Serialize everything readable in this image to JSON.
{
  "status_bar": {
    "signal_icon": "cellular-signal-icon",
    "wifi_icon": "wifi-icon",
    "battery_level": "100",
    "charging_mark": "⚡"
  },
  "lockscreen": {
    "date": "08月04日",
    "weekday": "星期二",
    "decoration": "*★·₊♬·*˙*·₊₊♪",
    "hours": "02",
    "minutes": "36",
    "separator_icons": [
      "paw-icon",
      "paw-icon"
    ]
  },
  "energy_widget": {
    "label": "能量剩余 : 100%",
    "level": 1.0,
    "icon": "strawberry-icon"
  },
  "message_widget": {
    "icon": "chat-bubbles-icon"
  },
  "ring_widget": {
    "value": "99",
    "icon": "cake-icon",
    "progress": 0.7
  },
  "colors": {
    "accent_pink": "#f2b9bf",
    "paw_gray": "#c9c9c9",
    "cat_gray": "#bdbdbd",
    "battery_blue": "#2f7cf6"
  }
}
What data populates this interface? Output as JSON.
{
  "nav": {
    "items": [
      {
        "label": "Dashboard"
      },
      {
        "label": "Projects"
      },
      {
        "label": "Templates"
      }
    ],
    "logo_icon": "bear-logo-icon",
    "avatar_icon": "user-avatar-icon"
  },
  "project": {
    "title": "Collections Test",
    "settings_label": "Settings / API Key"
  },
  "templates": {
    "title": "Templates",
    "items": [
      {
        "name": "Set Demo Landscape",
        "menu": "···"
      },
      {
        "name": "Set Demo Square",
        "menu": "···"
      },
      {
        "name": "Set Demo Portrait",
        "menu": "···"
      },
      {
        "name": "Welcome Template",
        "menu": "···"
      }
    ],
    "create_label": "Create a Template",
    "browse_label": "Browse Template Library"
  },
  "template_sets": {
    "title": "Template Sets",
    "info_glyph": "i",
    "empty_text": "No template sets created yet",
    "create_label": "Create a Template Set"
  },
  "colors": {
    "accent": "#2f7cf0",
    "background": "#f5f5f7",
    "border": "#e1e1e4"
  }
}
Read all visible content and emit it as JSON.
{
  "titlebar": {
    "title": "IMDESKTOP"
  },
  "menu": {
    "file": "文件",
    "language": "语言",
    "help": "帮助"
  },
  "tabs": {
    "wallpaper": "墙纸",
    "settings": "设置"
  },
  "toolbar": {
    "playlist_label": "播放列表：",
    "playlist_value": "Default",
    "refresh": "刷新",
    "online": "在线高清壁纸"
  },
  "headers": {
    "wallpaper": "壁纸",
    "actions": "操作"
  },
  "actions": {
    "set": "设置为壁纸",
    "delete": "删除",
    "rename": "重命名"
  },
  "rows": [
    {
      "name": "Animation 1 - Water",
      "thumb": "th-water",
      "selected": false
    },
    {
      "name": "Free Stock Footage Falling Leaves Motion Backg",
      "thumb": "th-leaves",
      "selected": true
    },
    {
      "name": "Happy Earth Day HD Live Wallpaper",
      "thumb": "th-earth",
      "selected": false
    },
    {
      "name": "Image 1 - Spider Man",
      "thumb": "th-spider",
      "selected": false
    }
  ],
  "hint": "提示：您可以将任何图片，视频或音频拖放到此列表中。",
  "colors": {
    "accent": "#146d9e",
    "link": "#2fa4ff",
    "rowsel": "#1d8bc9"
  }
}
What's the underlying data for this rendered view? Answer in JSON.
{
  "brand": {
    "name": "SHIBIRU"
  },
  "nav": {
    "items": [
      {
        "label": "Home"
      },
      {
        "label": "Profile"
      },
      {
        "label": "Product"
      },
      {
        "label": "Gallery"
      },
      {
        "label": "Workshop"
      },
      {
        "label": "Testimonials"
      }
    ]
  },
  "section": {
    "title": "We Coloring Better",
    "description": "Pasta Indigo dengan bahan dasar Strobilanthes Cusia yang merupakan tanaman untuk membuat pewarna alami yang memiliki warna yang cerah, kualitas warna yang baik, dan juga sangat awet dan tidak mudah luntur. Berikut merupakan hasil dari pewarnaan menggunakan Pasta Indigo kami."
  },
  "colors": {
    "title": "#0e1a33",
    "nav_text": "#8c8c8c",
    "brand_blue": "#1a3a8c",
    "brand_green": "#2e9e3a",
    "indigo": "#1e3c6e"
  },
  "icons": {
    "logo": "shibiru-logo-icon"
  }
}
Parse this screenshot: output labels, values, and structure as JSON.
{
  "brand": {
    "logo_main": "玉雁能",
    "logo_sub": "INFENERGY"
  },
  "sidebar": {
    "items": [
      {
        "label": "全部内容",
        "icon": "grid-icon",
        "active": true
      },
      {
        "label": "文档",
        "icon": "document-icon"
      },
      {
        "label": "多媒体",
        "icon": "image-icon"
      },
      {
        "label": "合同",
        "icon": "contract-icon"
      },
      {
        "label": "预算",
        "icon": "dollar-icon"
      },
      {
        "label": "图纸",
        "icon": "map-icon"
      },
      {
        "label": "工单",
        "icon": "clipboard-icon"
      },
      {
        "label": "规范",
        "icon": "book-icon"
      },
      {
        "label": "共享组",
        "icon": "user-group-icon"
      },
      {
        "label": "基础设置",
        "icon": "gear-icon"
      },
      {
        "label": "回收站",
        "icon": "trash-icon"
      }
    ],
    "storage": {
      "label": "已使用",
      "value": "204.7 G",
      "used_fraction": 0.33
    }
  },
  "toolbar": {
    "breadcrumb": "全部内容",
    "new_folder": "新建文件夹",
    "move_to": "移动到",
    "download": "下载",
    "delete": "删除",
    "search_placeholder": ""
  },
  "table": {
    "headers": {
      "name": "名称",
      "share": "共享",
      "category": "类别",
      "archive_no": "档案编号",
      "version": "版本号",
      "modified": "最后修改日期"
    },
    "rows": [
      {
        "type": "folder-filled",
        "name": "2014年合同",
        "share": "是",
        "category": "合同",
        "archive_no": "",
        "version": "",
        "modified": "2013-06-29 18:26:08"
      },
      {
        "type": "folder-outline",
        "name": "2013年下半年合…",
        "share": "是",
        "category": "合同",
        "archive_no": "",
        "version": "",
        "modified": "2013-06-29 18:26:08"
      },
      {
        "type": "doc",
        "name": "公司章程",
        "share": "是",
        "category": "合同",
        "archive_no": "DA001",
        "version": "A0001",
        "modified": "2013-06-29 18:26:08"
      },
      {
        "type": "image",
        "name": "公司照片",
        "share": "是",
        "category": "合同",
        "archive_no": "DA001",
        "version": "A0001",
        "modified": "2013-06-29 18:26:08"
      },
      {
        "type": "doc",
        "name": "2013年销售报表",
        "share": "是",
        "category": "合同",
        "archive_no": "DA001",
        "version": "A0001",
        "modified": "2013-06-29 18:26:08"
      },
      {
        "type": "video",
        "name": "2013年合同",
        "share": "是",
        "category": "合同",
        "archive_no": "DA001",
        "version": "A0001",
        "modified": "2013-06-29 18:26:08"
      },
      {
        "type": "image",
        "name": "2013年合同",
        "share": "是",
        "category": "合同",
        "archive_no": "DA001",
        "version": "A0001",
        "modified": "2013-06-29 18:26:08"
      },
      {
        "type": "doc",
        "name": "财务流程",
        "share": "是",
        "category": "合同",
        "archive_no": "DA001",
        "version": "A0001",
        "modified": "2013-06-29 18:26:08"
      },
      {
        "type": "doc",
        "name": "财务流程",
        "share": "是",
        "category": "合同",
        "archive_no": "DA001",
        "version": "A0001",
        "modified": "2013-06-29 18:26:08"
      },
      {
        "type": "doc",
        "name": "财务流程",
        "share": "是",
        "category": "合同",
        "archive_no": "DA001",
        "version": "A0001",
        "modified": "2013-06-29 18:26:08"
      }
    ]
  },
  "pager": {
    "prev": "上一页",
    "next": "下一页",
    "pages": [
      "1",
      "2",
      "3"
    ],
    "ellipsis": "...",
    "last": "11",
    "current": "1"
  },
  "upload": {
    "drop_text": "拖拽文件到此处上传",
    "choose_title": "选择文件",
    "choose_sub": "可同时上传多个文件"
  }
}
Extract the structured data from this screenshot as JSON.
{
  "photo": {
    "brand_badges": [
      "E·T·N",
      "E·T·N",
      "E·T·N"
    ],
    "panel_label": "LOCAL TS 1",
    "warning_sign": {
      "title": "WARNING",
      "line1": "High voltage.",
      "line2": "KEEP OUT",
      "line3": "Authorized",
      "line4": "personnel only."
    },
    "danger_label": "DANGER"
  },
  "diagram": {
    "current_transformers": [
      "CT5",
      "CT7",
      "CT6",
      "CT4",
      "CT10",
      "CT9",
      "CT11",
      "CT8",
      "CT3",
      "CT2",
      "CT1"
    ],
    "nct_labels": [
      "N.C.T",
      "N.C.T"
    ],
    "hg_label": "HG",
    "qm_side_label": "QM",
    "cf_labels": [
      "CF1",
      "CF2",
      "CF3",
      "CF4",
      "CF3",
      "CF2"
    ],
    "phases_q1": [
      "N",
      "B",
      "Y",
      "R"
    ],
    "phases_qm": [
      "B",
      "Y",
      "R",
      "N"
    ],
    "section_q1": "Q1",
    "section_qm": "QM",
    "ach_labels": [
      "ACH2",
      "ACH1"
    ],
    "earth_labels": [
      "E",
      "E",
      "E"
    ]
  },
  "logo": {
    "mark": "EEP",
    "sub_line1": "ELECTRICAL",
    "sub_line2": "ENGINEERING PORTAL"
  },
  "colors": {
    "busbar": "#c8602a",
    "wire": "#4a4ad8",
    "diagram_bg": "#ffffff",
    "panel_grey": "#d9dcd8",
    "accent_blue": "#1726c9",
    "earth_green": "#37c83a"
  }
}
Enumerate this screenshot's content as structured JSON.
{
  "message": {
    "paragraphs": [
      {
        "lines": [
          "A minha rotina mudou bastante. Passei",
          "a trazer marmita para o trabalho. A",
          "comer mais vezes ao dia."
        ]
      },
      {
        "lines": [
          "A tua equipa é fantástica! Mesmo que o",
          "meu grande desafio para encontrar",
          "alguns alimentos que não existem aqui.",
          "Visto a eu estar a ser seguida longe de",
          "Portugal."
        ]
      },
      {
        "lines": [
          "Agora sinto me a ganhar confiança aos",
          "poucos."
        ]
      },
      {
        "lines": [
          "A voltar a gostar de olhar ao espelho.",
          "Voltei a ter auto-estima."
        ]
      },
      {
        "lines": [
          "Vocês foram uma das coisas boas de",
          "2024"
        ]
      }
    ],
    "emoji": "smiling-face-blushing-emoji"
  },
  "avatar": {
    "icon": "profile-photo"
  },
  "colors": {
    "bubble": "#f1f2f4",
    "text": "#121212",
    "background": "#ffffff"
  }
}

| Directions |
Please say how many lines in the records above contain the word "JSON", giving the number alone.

| Response |
7